[Work required] Each entry should be copied as it stands, leaving the pictures behind.

[Data supplied]
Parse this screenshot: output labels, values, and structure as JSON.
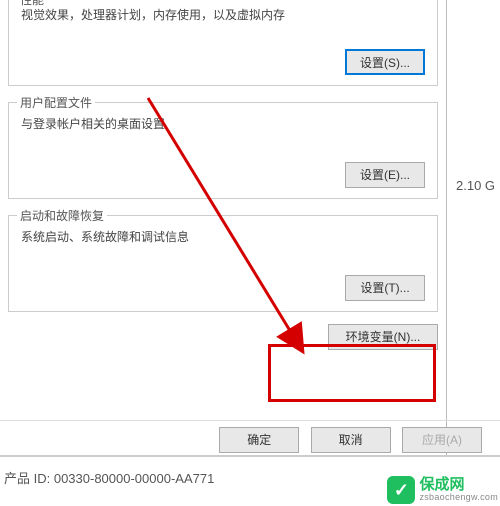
{
  "performance": {
    "title": "性能",
    "desc": "视觉效果，处理器计划，内存使用，以及虚拟内存",
    "button": "设置(S)..."
  },
  "userProfile": {
    "title": "用户配置文件",
    "desc": "与登录帐户相关的桌面设置",
    "button": "设置(E)..."
  },
  "startupRecovery": {
    "title": "启动和故障恢复",
    "desc": "系统启动、系统故障和调试信息",
    "button": "设置(T)..."
  },
  "envVars": {
    "button": "环境变量(N)..."
  },
  "dialogButtons": {
    "ok": "确定",
    "cancel": "取消",
    "apply": "应用(A)"
  },
  "rightPanel": {
    "ghz": "2.10 G"
  },
  "productId": {
    "label": "产品 ID: 00330-80000-00000-AA771"
  },
  "watermark": {
    "badge": "✓",
    "name": "保成网",
    "domain": "zsbaochengw.com"
  }
}
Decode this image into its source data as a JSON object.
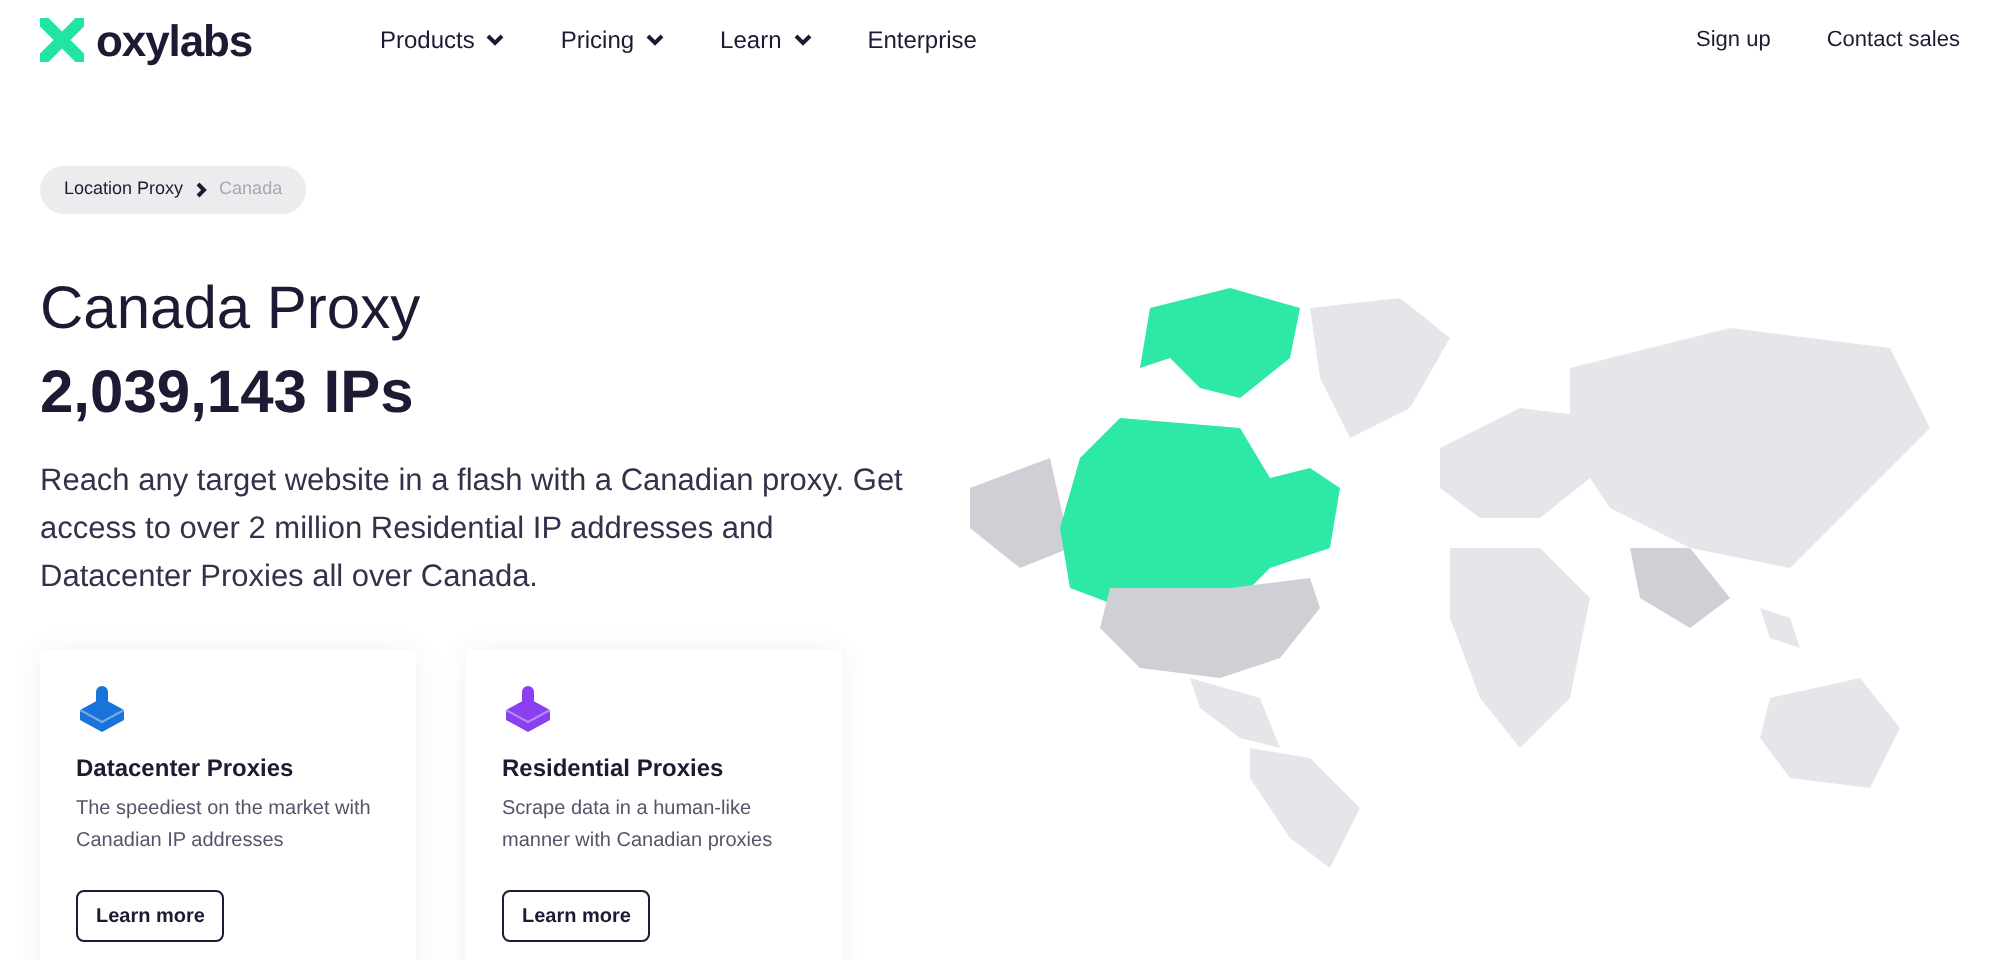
{
  "logo": {
    "text": "oxylabs"
  },
  "nav": [
    {
      "label": "Products",
      "dropdown": true
    },
    {
      "label": "Pricing",
      "dropdown": true
    },
    {
      "label": "Learn",
      "dropdown": true
    },
    {
      "label": "Enterprise",
      "dropdown": false
    }
  ],
  "nav_right": [
    "Sign up",
    "Contact sales"
  ],
  "breadcrumb": [
    {
      "label": "Location Proxy",
      "selected": false
    },
    {
      "label": "Canada",
      "selected": true
    }
  ],
  "title": "Canada Proxy",
  "ip_count": "2,039,143 IPs",
  "description": "Reach any target website in a flash with a Canadian proxy. Get access to over 2 million Residential IP addresses and Datacenter Proxies all over Canada.",
  "cards": [
    {
      "title": "Datacenter Proxies",
      "text": "The speediest on the market with Canadian IP addresses",
      "button": "Learn more",
      "color": "#1a73d9"
    },
    {
      "title": "Residential Proxies",
      "text": "Scrape data in a human-like manner with Canadian proxies",
      "button": "Learn more",
      "color": "#8a3ff0"
    }
  ]
}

[Response to this exercise]
Parse this screenshot: output labels, values, and structure as JSON.
{
  "performance": {
    "title": "性能",
    "desc": "视觉效果，处理器计划，内存使用，以及虚拟内存",
    "button": "设置(S)..."
  },
  "userProfile": {
    "title": "用户配置文件",
    "desc": "与登录帐户相关的桌面设置",
    "button": "设置(E)..."
  },
  "startupRecovery": {
    "title": "启动和故障恢复",
    "desc": "系统启动、系统故障和调试信息",
    "button": "设置(T)..."
  },
  "envVars": {
    "button": "环境变量(N)..."
  },
  "dialogButtons": {
    "ok": "确定",
    "cancel": "取消",
    "apply": "应用(A)"
  },
  "rightPanel": {
    "ghz": "2.10 G"
  },
  "productId": {
    "label": "产品 ID: 00330-80000-00000-AA771"
  },
  "watermark": {
    "badge": "✓",
    "name": "保成网",
    "domain": "zsbaochengw.com"
  }
}
Decode this image into its source data as a JSON object.
{
  "logo": {
    "text": "oxylabs"
  },
  "nav": [
    {
      "label": "Products",
      "dropdown": true
    },
    {
      "label": "Pricing",
      "dropdown": true
    },
    {
      "label": "Learn",
      "dropdown": true
    },
    {
      "label": "Enterprise",
      "dropdown": false
    }
  ],
  "nav_right": [
    "Sign up",
    "Contact sales"
  ],
  "breadcrumb": [
    {
      "label": "Location Proxy",
      "selected": false
    },
    {
      "label": "Canada",
      "selected": true
    }
  ],
  "title": "Canada Proxy",
  "ip_count": "2,039,143 IPs",
  "description": "Reach any target website in a flash with a Canadian proxy. Get access to over 2 million Residential IP addresses and Datacenter Proxies all over Canada.",
  "cards": [
    {
      "title": "Datacenter Proxies",
      "text": "The speediest on the market with Canadian IP addresses",
      "button": "Learn more",
      "color": "#1a73d9"
    },
    {
      "title": "Residential Proxies",
      "text": "Scrape data in a human-like manner with Canadian proxies",
      "button": "Learn more",
      "color": "#8a3ff0"
    }
  ]
}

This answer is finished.